GIVEN RECORDS:

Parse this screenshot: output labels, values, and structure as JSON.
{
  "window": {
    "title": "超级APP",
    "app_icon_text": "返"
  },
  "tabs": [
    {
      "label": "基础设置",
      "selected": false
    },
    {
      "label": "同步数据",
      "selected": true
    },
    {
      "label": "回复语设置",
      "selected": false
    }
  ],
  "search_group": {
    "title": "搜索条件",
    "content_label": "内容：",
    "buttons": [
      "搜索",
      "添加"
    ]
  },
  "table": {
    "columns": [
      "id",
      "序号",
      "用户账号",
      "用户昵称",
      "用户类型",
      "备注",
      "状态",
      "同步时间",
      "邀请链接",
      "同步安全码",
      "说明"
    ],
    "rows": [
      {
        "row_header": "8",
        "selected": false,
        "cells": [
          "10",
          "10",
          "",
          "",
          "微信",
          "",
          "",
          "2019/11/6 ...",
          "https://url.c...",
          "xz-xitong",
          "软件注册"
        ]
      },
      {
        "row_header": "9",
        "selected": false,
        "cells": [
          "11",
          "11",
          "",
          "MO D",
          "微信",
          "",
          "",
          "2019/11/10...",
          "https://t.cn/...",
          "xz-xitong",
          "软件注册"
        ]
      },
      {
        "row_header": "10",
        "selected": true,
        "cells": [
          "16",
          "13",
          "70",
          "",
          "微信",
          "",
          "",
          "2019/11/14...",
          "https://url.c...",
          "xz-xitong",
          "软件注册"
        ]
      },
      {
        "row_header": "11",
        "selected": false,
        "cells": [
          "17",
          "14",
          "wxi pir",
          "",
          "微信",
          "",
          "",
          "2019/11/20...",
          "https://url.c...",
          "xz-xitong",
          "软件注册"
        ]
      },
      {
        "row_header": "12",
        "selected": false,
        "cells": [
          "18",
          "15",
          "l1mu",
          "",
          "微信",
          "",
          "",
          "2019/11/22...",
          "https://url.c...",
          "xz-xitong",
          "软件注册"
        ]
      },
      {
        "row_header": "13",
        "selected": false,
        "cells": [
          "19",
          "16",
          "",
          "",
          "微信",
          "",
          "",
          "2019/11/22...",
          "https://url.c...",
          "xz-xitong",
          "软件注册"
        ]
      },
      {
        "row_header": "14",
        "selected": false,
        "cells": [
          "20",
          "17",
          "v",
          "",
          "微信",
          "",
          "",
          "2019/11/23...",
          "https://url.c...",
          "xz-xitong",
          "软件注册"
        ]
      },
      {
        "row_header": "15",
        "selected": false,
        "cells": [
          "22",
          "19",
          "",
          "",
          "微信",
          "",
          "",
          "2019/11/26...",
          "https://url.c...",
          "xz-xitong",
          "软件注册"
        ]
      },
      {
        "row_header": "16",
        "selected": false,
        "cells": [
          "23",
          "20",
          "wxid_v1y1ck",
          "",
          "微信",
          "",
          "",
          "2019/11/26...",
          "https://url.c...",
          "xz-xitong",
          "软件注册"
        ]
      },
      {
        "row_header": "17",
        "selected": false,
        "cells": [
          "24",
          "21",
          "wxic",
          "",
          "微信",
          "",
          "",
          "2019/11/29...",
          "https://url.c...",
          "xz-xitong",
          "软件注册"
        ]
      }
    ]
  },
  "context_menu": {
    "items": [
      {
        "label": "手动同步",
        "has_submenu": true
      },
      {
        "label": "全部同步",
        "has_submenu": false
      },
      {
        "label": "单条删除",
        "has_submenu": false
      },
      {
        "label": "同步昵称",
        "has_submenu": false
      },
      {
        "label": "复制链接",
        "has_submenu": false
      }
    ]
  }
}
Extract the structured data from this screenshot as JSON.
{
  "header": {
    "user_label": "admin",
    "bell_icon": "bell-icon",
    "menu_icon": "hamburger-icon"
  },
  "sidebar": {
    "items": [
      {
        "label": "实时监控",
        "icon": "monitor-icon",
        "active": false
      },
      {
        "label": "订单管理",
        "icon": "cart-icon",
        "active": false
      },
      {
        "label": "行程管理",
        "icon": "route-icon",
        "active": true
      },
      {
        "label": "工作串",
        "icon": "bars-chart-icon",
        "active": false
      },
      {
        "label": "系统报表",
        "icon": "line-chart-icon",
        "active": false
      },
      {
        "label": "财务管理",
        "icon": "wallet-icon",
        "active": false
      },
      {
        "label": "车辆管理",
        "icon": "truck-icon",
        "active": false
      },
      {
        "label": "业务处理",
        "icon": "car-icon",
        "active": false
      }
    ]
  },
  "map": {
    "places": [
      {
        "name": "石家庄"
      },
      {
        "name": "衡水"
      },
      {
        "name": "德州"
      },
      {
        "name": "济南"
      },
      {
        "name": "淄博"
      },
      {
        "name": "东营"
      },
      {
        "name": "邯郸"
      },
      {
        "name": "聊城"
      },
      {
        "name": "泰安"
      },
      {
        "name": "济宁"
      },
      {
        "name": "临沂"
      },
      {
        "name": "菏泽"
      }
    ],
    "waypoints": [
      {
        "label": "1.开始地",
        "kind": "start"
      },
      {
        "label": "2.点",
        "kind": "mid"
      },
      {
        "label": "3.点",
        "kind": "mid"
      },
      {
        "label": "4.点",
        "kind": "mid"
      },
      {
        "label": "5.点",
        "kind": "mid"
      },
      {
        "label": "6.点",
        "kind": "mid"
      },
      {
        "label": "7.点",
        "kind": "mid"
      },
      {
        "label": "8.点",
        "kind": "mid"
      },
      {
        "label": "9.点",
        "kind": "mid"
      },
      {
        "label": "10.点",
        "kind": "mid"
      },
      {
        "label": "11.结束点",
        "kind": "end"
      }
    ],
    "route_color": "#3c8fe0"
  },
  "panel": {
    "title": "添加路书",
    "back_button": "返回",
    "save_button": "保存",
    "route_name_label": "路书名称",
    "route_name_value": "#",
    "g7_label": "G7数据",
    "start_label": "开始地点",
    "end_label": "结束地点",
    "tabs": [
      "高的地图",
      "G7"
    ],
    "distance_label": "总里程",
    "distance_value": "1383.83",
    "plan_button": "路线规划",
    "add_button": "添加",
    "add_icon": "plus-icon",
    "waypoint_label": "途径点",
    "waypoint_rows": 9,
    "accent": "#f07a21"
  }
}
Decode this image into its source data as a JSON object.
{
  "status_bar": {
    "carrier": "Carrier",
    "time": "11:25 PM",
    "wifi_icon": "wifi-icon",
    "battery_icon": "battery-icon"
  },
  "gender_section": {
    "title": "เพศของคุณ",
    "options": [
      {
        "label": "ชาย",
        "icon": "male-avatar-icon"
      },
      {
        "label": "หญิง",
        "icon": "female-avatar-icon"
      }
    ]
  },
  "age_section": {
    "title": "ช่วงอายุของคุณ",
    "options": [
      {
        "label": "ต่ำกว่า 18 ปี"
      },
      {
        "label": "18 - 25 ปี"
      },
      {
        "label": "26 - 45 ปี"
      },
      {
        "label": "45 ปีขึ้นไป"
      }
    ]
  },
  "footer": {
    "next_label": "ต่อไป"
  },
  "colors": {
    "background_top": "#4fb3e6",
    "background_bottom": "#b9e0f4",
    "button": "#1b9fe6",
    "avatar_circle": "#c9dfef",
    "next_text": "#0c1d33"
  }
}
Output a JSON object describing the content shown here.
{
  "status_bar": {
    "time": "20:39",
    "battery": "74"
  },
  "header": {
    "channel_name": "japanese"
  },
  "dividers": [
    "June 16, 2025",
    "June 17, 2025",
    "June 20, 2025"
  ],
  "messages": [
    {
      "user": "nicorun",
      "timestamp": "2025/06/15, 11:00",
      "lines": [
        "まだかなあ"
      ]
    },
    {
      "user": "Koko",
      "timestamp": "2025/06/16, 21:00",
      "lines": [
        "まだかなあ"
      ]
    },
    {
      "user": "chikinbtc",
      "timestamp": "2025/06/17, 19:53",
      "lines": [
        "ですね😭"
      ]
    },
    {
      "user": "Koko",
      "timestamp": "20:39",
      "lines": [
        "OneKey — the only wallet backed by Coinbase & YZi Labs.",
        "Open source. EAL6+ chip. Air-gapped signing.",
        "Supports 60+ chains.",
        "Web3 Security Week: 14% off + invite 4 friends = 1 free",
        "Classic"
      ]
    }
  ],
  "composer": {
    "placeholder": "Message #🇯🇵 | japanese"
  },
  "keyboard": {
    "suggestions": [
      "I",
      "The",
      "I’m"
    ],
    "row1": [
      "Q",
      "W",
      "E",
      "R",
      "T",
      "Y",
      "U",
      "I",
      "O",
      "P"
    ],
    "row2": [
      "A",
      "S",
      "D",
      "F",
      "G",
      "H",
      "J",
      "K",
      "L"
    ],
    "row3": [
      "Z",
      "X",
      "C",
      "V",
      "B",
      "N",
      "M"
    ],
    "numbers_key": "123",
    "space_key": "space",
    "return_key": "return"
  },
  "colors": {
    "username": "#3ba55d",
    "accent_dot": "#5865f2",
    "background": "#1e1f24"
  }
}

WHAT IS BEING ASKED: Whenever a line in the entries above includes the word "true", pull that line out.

ANSWER BELOW:
      "selected": true
        "selected": true,
        "has_submenu": true
        "active": true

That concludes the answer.